§ **Aim of the exercise**
Would you repeat the listing exactly, without any of its images?
# # # # #
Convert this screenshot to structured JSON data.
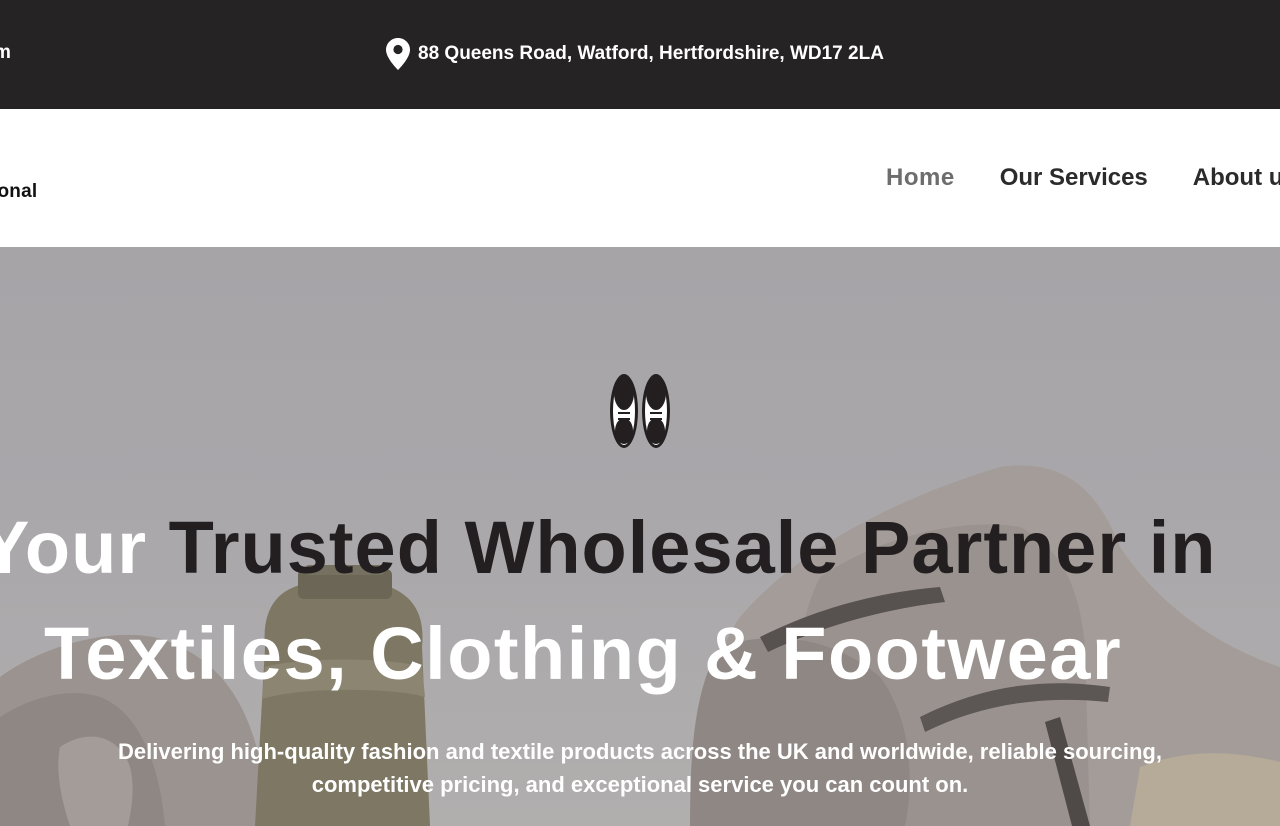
{
  "topbar": {
    "contact_partial": "m",
    "address": "88 Queens Road, Watford, Hertfordshire, WD17 2LA",
    "address_icon": "location-pin-icon"
  },
  "header": {
    "logo_partial": "ional",
    "nav": [
      {
        "label": "Home",
        "active": true
      },
      {
        "label": "Our Services",
        "active": false
      },
      {
        "label": "About u",
        "active": false
      }
    ]
  },
  "hero": {
    "icon": "shoes-icon",
    "title_line1_prefix": "Your ",
    "title_line1_rest": "Trusted Wholesale Partner in",
    "title_line2": "Textiles, Clothing & Footwear",
    "subtitle_line1": "Delivering high-quality fashion and textile products across the UK and worldwide, reliable sourcing,",
    "subtitle_line2": "competitive pricing, and exceptional service you can count on."
  },
  "colors": {
    "topbar_bg": "#262324",
    "nav_text": "#2b2b2b",
    "nav_active": "#6d6d6d",
    "hero_dark_text": "#231f20"
  }
}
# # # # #
§ **Response below**
Convert this screenshot to structured JSON data.
{
  "topbar": {
    "contact_partial": "m",
    "address": "88 Queens Road, Watford, Hertfordshire, WD17 2LA",
    "address_icon": "location-pin-icon"
  },
  "header": {
    "logo_partial": "ional",
    "nav": [
      {
        "label": "Home",
        "active": true
      },
      {
        "label": "Our Services",
        "active": false
      },
      {
        "label": "About u",
        "active": false
      }
    ]
  },
  "hero": {
    "icon": "shoes-icon",
    "title_line1_prefix": "Your ",
    "title_line1_rest": "Trusted Wholesale Partner in",
    "title_line2": "Textiles, Clothing & Footwear",
    "subtitle_line1": "Delivering high-quality fashion and textile products across the UK and worldwide, reliable sourcing,",
    "subtitle_line2": "competitive pricing, and exceptional service you can count on."
  },
  "colors": {
    "topbar_bg": "#262324",
    "nav_text": "#2b2b2b",
    "nav_active": "#6d6d6d",
    "hero_dark_text": "#231f20"
  }
}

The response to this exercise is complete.